# Aim of the task:
Skip the images and repeat every entry word for word.

# Raw data:
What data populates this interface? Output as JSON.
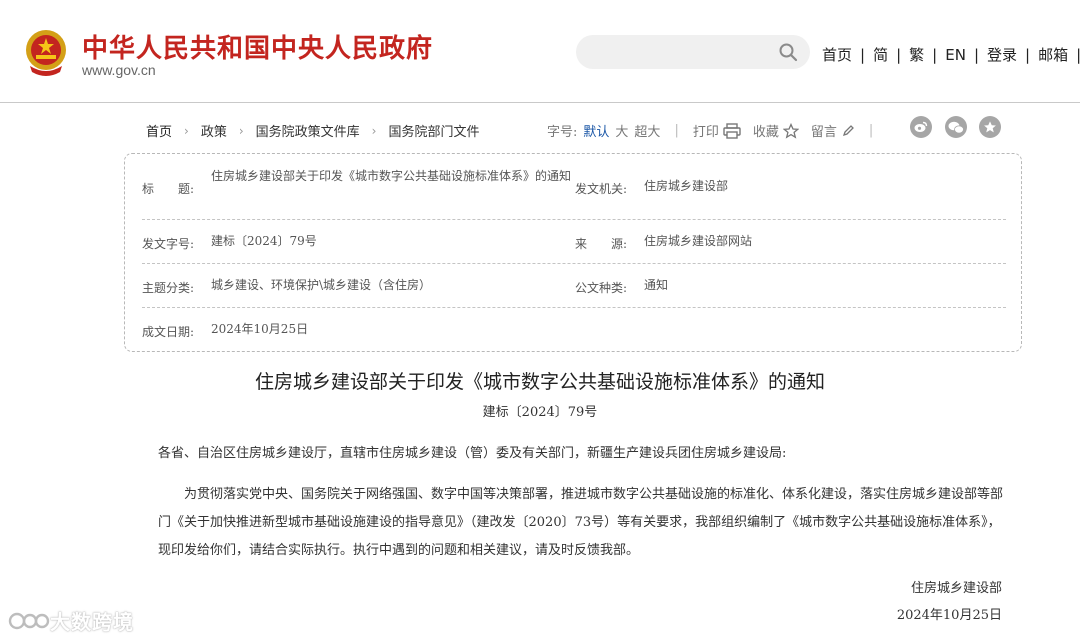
{
  "header": {
    "site_title": "中华人民共和国中央人民政府",
    "site_domain": "www.gov.cn",
    "search": {
      "placeholder": ""
    },
    "nav": [
      {
        "label": "首页"
      },
      {
        "label": "简"
      },
      {
        "label": "繁"
      },
      {
        "label": "EN"
      },
      {
        "label": "登录"
      },
      {
        "label": "邮箱"
      }
    ]
  },
  "breadcrumb": [
    "首页",
    "政策",
    "国务院政策文件库",
    "国务院部门文件"
  ],
  "tools": {
    "font_size_label": "字号:",
    "font_default": "默认",
    "font_large": "大",
    "font_xlarge": "超大",
    "print": "打印",
    "favorite": "收藏",
    "comment": "留言"
  },
  "info": {
    "title_label": "标　　题:",
    "title_value": "住房城乡建设部关于印发《城市数字公共基础设施标准体系》的通知",
    "issuer_label": "发文机关:",
    "issuer_value": "住房城乡建设部",
    "doc_no_label": "发文字号:",
    "doc_no_value": "建标〔2024〕79号",
    "source_label": "来　　源:",
    "source_value": "住房城乡建设部网站",
    "topic_label": "主题分类:",
    "topic_value": "城乡建设、环境保护\\城乡建设（含住房）",
    "type_label": "公文种类:",
    "type_value": "通知",
    "date_label": "成文日期:",
    "date_value": "2024年10月25日"
  },
  "document": {
    "title": "住房城乡建设部关于印发《城市数字公共基础设施标准体系》的通知",
    "number": "建标〔2024〕79号",
    "salutation": "各省、自治区住房城乡建设厅，直辖市住房城乡建设（管）委及有关部门，新疆生产建设兵团住房城乡建设局:",
    "paragraph": "为贯彻落实党中央、国务院关于网络强国、数字中国等决策部署，推进城市数字公共基础设施的标准化、体系化建设，落实住房城乡建设部等部门《关于加快推进新型城市基础设施建设的指导意见》（建改发〔2020〕73号）等有关要求，我部组织编制了《城市数字公共基础设施标准体系》，现印发给你们，请结合实际执行。执行中遇到的问题和相关建议，请及时反馈我部。",
    "signature": "住房城乡建设部",
    "date": "2024年10月25日"
  },
  "watermark": "大数跨境",
  "colors": {
    "brand_red": "#c3251f",
    "active_blue": "#1a56a6"
  }
}
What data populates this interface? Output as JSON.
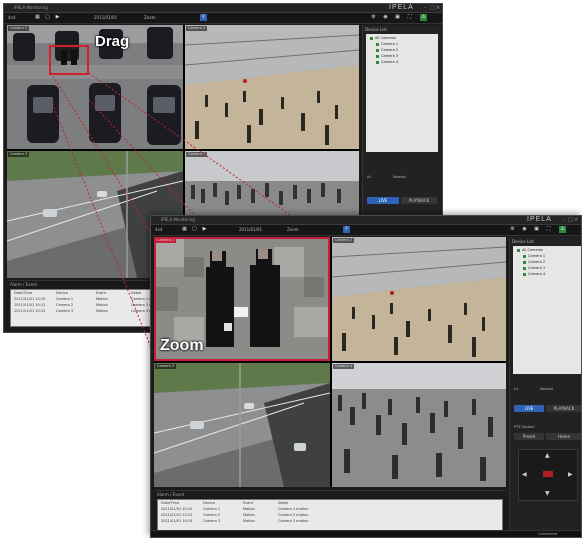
{
  "colors": {
    "accent": "#2f63b8",
    "zoom_border": "#c51f3b",
    "drag_box": "#d0202a",
    "device_ok": "#2e8a3a"
  },
  "window_back": {
    "title": "IPELA Monitoring",
    "brand": "IPELA",
    "toolbar": {
      "layout_label": "4x4",
      "time_label": "2011/01/01",
      "zoom_label": "Zoom"
    },
    "cameras": [
      {
        "label": "Camera 1",
        "scene": "parking-lot"
      },
      {
        "label": "Camera 2",
        "scene": "station-concourse"
      },
      {
        "label": "Camera 3",
        "scene": "highway"
      },
      {
        "label": "Camera 4",
        "scene": "crowd"
      }
    ],
    "device_panel": {
      "title": "Device List",
      "root": "All Cameras",
      "items": [
        "Camera 1",
        "Camera 2",
        "Camera 3",
        "Camera 4"
      ]
    },
    "playback": {
      "live": "LIVE",
      "playback": "PLAYBACK",
      "speed": "x1",
      "mode": "Normal"
    },
    "log": {
      "title": "Alarm / Event",
      "columns": [
        "Date/Time",
        "Device",
        "Event",
        "Detail"
      ],
      "rows": [
        [
          "2011/01/01 10:10",
          "Camera 1",
          "Motion",
          "Camera 1 motion"
        ],
        [
          "2011/01/01 10:12",
          "Camera 2",
          "Motion",
          "Camera 2 motion"
        ],
        [
          "2011/01/01 10:15",
          "Camera 3",
          "Motion",
          "Camera 3 motion"
        ]
      ]
    }
  },
  "window_front": {
    "title": "IPELA Monitoring",
    "brand": "IPELA",
    "toolbar": {
      "layout_label": "4x4",
      "time_label": "2011/01/01",
      "zoom_label": "Zoom"
    },
    "cameras": [
      {
        "label": "Camera 1",
        "scene": "zoomed-people"
      },
      {
        "label": "Camera 2",
        "scene": "station-concourse"
      },
      {
        "label": "Camera 3",
        "scene": "highway"
      },
      {
        "label": "Camera 4",
        "scene": "crowd"
      }
    ],
    "device_panel": {
      "title": "Device List",
      "root": "All Cameras",
      "items": [
        "Camera 1",
        "Camera 2",
        "Camera 3",
        "Camera 4"
      ]
    },
    "playback": {
      "live": "LIVE",
      "playback": "PLAYBACK",
      "speed": "x1",
      "mode": "Normal"
    },
    "ptz": {
      "title": "PTZ Control",
      "preset": "Preset",
      "home": "Home"
    },
    "log": {
      "title": "Alarm / Event",
      "columns": [
        "Date/Time",
        "Device",
        "Event",
        "Detail"
      ],
      "rows": [
        [
          "2011/01/01 10:10",
          "Camera 1",
          "Motion",
          "Camera 1 motion"
        ],
        [
          "2011/01/01 10:12",
          "Camera 2",
          "Motion",
          "Camera 2 motion"
        ],
        [
          "2011/01/01 10:15",
          "Camera 3",
          "Motion",
          "Camera 3 motion"
        ]
      ]
    },
    "status": "Connected"
  },
  "callouts": {
    "drag": "Drag",
    "zoom": "Zoom"
  }
}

# Written response:
What data populates this interface? Output as JSON.
{
  "header": {
    "site_title": "中华人民共和国中央人民政府",
    "site_domain": "www.gov.cn",
    "search": {
      "placeholder": ""
    },
    "nav": [
      {
        "label": "首页"
      },
      {
        "label": "简"
      },
      {
        "label": "繁"
      },
      {
        "label": "EN"
      },
      {
        "label": "登录"
      },
      {
        "label": "邮箱"
      }
    ]
  },
  "breadcrumb": [
    "首页",
    "政策",
    "国务院政策文件库",
    "国务院部门文件"
  ],
  "tools": {
    "font_size_label": "字号:",
    "font_default": "默认",
    "font_large": "大",
    "font_xlarge": "超大",
    "print": "打印",
    "favorite": "收藏",
    "comment": "留言"
  },
  "info": {
    "title_label": "标　　题:",
    "title_value": "住房城乡建设部关于印发《城市数字公共基础设施标准体系》的通知",
    "issuer_label": "发文机关:",
    "issuer_value": "住房城乡建设部",
    "doc_no_label": "发文字号:",
    "doc_no_value": "建标〔2024〕79号",
    "source_label": "来　　源:",
    "source_value": "住房城乡建设部网站",
    "topic_label": "主题分类:",
    "topic_value": "城乡建设、环境保护\\城乡建设（含住房）",
    "type_label": "公文种类:",
    "type_value": "通知",
    "date_label": "成文日期:",
    "date_value": "2024年10月25日"
  },
  "document": {
    "title": "住房城乡建设部关于印发《城市数字公共基础设施标准体系》的通知",
    "number": "建标〔2024〕79号",
    "salutation": "各省、自治区住房城乡建设厅，直辖市住房城乡建设（管）委及有关部门，新疆生产建设兵团住房城乡建设局:",
    "paragraph": "为贯彻落实党中央、国务院关于网络强国、数字中国等决策部署，推进城市数字公共基础设施的标准化、体系化建设，落实住房城乡建设部等部门《关于加快推进新型城市基础设施建设的指导意见》（建改发〔2020〕73号）等有关要求，我部组织编制了《城市数字公共基础设施标准体系》，现印发给你们，请结合实际执行。执行中遇到的问题和相关建议，请及时反馈我部。",
    "signature": "住房城乡建设部",
    "date": "2024年10月25日"
  },
  "watermark": "大数跨境",
  "colors": {
    "brand_red": "#c3251f",
    "active_blue": "#1a56a6"
  }
}
What data populates this interface? Output as JSON.
{
  "colors": {
    "accent": "#2f63b8",
    "zoom_border": "#c51f3b",
    "drag_box": "#d0202a",
    "device_ok": "#2e8a3a"
  },
  "window_back": {
    "title": "IPELA Monitoring",
    "brand": "IPELA",
    "toolbar": {
      "layout_label": "4x4",
      "time_label": "2011/01/01",
      "zoom_label": "Zoom"
    },
    "cameras": [
      {
        "label": "Camera 1",
        "scene": "parking-lot"
      },
      {
        "label": "Camera 2",
        "scene": "station-concourse"
      },
      {
        "label": "Camera 3",
        "scene": "highway"
      },
      {
        "label": "Camera 4",
        "scene": "crowd"
      }
    ],
    "device_panel": {
      "title": "Device List",
      "root": "All Cameras",
      "items": [
        "Camera 1",
        "Camera 2",
        "Camera 3",
        "Camera 4"
      ]
    },
    "playback": {
      "live": "LIVE",
      "playback": "PLAYBACK",
      "speed": "x1",
      "mode": "Normal"
    },
    "log": {
      "title": "Alarm / Event",
      "columns": [
        "Date/Time",
        "Device",
        "Event",
        "Detail"
      ],
      "rows": [
        [
          "2011/01/01 10:10",
          "Camera 1",
          "Motion",
          "Camera 1 motion"
        ],
        [
          "2011/01/01 10:12",
          "Camera 2",
          "Motion",
          "Camera 2 motion"
        ],
        [
          "2011/01/01 10:15",
          "Camera 3",
          "Motion",
          "Camera 3 motion"
        ]
      ]
    }
  },
  "window_front": {
    "title": "IPELA Monitoring",
    "brand": "IPELA",
    "toolbar": {
      "layout_label": "4x4",
      "time_label": "2011/01/01",
      "zoom_label": "Zoom"
    },
    "cameras": [
      {
        "label": "Camera 1",
        "scene": "zoomed-people"
      },
      {
        "label": "Camera 2",
        "scene": "station-concourse"
      },
      {
        "label": "Camera 3",
        "scene": "highway"
      },
      {
        "label": "Camera 4",
        "scene": "crowd"
      }
    ],
    "device_panel": {
      "title": "Device List",
      "root": "All Cameras",
      "items": [
        "Camera 1",
        "Camera 2",
        "Camera 3",
        "Camera 4"
      ]
    },
    "playback": {
      "live": "LIVE",
      "playback": "PLAYBACK",
      "speed": "x1",
      "mode": "Normal"
    },
    "ptz": {
      "title": "PTZ Control",
      "preset": "Preset",
      "home": "Home"
    },
    "log": {
      "title": "Alarm / Event",
      "columns": [
        "Date/Time",
        "Device",
        "Event",
        "Detail"
      ],
      "rows": [
        [
          "2011/01/01 10:10",
          "Camera 1",
          "Motion",
          "Camera 1 motion"
        ],
        [
          "2011/01/01 10:12",
          "Camera 2",
          "Motion",
          "Camera 2 motion"
        ],
        [
          "2011/01/01 10:15",
          "Camera 3",
          "Motion",
          "Camera 3 motion"
        ]
      ]
    },
    "status": "Connected"
  },
  "callouts": {
    "drag": "Drag",
    "zoom": "Zoom"
  }
}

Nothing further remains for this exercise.